The money will allow Spirit to expand advanced tooling, composite manufacturing and metal fabrication to support defense projects.

The defense money is a glimmer of good news at Spirit, battered by thousands of layoffs and furloughs related to the ongoing grounding of the Boeing 737 Max airliner and the international downturn in air travel caused by the coronavirus pandemic.

“Our growing work on defense programs has provided a measure of stability for the company,” said a statement by Duane Hopkins, president of Spirit’s Defense Fabrication Department.

Hopkins said the additional defense funding will “help retain employees with critical skills.”

The announcement of new money came on a day when the plant hosted some high-level visitors, including Sen. Jerry Moran and Rep. Ron Estes, who are pushing to bring more defense work to Wichita to mitigate the downturn in civilian aviation.

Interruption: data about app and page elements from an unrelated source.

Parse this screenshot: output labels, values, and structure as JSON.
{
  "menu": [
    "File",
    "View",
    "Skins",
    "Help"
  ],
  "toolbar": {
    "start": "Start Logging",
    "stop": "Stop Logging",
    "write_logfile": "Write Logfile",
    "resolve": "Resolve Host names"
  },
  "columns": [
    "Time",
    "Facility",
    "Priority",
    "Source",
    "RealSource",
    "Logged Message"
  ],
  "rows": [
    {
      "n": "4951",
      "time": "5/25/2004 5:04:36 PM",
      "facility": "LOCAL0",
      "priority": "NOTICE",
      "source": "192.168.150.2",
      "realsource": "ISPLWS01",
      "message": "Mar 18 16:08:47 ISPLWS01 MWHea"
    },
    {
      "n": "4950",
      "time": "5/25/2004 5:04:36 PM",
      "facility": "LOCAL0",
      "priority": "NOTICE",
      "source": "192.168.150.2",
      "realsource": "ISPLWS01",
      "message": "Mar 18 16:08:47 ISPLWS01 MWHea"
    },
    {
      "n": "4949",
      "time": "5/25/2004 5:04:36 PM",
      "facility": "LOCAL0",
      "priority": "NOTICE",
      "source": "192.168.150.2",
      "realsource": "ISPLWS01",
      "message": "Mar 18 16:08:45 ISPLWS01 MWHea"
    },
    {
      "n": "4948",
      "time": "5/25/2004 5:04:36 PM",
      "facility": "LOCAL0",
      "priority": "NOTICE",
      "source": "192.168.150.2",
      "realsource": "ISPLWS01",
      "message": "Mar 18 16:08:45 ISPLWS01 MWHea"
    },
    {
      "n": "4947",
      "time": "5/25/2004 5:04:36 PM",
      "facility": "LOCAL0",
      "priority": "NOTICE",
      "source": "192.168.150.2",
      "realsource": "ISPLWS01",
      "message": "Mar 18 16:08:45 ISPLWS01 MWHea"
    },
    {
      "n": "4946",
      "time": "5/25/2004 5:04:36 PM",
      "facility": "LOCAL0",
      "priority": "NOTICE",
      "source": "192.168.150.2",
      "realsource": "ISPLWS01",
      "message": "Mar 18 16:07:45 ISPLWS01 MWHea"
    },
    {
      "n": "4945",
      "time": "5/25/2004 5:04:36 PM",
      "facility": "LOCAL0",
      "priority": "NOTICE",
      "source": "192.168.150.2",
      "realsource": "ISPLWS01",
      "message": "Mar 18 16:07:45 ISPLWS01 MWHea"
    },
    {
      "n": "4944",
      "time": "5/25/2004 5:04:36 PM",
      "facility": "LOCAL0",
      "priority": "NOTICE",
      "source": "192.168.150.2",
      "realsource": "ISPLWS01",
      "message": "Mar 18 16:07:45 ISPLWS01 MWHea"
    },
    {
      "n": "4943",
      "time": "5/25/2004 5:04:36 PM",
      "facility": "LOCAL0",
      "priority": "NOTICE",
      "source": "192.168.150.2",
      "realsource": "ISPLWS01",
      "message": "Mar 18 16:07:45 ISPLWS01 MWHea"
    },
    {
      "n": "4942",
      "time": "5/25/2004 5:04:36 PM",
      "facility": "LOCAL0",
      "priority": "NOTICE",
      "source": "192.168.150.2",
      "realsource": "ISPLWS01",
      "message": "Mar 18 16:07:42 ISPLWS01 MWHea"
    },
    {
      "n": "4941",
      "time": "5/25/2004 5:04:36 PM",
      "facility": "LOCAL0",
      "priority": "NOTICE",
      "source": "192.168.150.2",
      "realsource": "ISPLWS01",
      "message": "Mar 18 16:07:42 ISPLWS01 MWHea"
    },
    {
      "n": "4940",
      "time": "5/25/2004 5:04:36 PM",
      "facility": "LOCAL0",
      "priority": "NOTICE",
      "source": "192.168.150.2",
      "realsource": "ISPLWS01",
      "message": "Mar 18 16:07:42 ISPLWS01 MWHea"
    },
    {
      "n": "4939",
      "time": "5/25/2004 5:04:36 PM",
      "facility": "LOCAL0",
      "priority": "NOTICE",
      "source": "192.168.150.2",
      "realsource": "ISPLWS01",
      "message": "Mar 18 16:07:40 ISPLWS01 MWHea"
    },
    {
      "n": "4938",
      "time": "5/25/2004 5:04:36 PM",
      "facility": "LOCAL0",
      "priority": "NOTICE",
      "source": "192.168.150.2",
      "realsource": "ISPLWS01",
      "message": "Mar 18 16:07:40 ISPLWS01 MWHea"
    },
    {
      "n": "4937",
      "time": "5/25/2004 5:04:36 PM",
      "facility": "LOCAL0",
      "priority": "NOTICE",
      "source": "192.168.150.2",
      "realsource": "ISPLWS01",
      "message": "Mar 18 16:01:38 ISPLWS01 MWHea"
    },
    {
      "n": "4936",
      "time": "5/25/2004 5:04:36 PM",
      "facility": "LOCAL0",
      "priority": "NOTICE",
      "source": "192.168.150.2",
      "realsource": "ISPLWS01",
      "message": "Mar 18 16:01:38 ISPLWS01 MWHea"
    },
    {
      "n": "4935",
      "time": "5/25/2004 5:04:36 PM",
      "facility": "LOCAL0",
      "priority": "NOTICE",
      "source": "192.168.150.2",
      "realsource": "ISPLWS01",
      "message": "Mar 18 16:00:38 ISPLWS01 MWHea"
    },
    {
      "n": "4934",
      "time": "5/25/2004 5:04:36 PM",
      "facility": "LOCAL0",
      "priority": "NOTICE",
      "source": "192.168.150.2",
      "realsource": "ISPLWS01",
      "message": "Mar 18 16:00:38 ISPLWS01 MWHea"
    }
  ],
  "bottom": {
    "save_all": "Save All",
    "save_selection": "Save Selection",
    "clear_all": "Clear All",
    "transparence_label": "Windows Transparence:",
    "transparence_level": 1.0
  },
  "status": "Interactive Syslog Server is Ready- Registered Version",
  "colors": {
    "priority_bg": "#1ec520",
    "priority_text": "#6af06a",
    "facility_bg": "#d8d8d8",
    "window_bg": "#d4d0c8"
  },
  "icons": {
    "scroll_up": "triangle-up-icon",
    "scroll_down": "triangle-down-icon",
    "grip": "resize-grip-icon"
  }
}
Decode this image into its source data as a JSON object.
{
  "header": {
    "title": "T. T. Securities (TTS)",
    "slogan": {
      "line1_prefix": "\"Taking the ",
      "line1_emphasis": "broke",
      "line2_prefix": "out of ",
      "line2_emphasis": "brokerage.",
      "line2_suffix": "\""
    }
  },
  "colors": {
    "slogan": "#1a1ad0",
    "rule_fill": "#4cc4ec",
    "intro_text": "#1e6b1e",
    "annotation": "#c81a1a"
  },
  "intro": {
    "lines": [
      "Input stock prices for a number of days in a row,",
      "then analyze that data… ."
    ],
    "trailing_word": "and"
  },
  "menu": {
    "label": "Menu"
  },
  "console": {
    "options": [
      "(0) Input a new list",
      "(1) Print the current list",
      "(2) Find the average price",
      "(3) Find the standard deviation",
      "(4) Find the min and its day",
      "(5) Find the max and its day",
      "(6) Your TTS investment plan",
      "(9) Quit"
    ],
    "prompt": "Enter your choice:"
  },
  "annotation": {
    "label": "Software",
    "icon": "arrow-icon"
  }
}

“It’s a goal of ours at Spirit and elsewhere in Wichita — Textron and others — that defense increases its volume and is a larger percentage of their work,” Moran said. “So that even when COVID is behind us . . . it would provide a greater level of stability for people who work in aerospace and aviation.”

Spirit CEO Tom Gentile said he was thankful for the effort to bring more defense work to Wichita.

It’s been a rough couple of years for Spirit, which once had 15,000 employees in Wichita.

That’s now just under 10,000, Gentile said.

“We’ve already shifted 430 people from our commercial work, which is obviously going to be less in the near future, to defense,” Gentile said. “With this additional (Department of Defense) money, we expect our work statement will grow and that will be able to lead us to transfer additional jobs . . . over to our defense work. And that will reduce the number of people who are laid off at Spirit.

As the country struggled under quarantine, stay-at-home orders and travel restrictions, air travel was down as much as 96 percent, Gentile said. That meant the airlines had far less money and no need for new planes.

“Out of the 26,000 aircraft that were in the commercial fleet, as many as 19,000 at any time were grounded,” Gentile said.

Moran and Estes led Air Force Secretary Barbara Barrett on a tour showing off Wichita’s aerospace manufacturing, research and operational capabilities with stops at Spirit, McConnell Air Force Base and the Wichita State University National Institute for Aviation Research.

They also took a nighttime ride on an Air Force K-46 tanker as it transferred fuel from plane to plane.

Gentile praised Moran and Sen. Mark Warner of Virginia for a bill to give more targeted relief to the aircraft industry through a job-sharing arrangement in which employees would stay on the assembly line with government back-filling a portion of their salaries.

Moran said although the jobs will be in Wichita, the effect will be felt much farther.

“Our country has a great level of interest in maintaining the manufacturing workforce,” he said. “We can’t afford to let the downs in the commercial sector . . . continue to have people — who are highly trained, who have experience — to be unemployed and move on to other careers, move out of aviation and aerospace.”